However, it's this sort of sillyness that made many historically set "wuxia" films of Hong Kong's past so enjoyable. Films that I fully enjoy - Dragon Inn, Kung Fu Cult Master etc. - have just as little concern for historicity, for coherent plotting or the integrity to put decent acting ahead of physical appeal. Compared to some of the movies I admit I enjoy, An Empress and the Warriors really should come out looking rather favorably. It's got a nice, expensive, color-corrected look with some killer production design (the detail on the armor, each individually crafted, is incredible) and there's a nice homage to Chang Cheh towards the end, wherein Donnie Yen leaves a thorougly unlikely number of people dead before he finally gets stabbed, at which point he bares his chest and ties his shirt around his gaping belly to hold his guts in, and continues fighting.

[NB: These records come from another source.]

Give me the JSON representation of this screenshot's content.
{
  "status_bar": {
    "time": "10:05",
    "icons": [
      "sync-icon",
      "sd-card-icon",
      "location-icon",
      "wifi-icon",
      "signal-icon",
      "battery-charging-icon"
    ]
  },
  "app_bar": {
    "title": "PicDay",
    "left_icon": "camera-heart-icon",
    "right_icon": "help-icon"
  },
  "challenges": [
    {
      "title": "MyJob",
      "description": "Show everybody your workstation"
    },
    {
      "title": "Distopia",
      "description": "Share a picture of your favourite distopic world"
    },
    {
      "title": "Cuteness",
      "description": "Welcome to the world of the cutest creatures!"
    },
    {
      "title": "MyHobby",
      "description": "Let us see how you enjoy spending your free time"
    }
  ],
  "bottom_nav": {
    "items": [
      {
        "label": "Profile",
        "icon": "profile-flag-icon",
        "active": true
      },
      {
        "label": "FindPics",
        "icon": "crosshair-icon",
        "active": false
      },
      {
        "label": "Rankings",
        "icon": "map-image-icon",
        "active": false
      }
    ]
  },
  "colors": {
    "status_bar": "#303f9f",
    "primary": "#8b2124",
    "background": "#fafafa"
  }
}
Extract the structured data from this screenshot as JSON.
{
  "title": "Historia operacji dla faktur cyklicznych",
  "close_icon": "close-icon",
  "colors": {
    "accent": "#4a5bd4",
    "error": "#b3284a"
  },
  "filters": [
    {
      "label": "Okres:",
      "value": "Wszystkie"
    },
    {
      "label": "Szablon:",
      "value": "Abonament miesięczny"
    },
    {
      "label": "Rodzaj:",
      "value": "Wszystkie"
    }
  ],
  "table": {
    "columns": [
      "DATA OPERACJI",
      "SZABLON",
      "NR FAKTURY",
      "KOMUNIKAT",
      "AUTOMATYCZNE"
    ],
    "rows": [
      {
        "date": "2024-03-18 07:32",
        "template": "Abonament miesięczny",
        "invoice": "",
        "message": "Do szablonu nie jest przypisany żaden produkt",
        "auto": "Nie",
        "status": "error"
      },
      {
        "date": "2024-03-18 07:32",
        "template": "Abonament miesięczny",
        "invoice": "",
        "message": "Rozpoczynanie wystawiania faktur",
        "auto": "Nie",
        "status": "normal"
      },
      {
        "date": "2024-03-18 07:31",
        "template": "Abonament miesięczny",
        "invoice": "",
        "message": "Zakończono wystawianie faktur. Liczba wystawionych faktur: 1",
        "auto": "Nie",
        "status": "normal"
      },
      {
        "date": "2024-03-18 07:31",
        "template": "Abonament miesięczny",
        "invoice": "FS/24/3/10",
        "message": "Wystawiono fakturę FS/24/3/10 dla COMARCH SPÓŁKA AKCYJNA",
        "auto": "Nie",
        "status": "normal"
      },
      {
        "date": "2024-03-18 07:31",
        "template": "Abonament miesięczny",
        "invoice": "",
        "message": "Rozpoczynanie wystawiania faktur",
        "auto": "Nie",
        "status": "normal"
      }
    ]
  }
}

It has all the things I like, and yet I don't really like it that much. What's wrong with it? What's wrong with me? Have I fallen into the internet nerd-critic trap - liking things for incomprehensible reasons relating to seventies exploitation movie practices and comic book references and disliking them for arbitrary notions of commercialism and genre? Would I like the some of my favorite movies if they had been released in theaters this week, instead of having seen them for the first time after hunting for obscure, out-of-print DVD's?

I don't know how much of that is true about me. All I know is that I like Dirty Hairy, but I don't like Gran Torino. I'd rather watch a movie starring Steve Reeves than one starring Vin Deisel, and when it comes to tasteless cinema, CAT III smut, 70's Pinku-eiga and 80's slasher flicks will always beat out Japanese horror remakes, Misty Mundae's direct to dvd skin flicks, and Eli Roth in my book.

Godzilla > Cloverfield.

Truth be told, much of this stuff is subjective. I fully envision my current indulgence in bad taste coming back to haunt me in the future, with my children bringing Van Helsing or BloodRayne into my home, and giving perfectly defensible reasons for how much they enjoy the crap that even I found too heinous to sit through when it first came about. However, I'm still absolutely correct about everything I say. That's the power you can pretend to weild after admitting that you're horribly biased. In my case, I'm biased against everything. I'll find a way to hate anything, even the things that I like. Surely we can all admit that that's pretty awesome.

Godzilla > Cloverfield. I like that. That might become the new title for my blog, although I'm considering revising it to Cloverfield < Godzilla, just to make it a fully negative statement.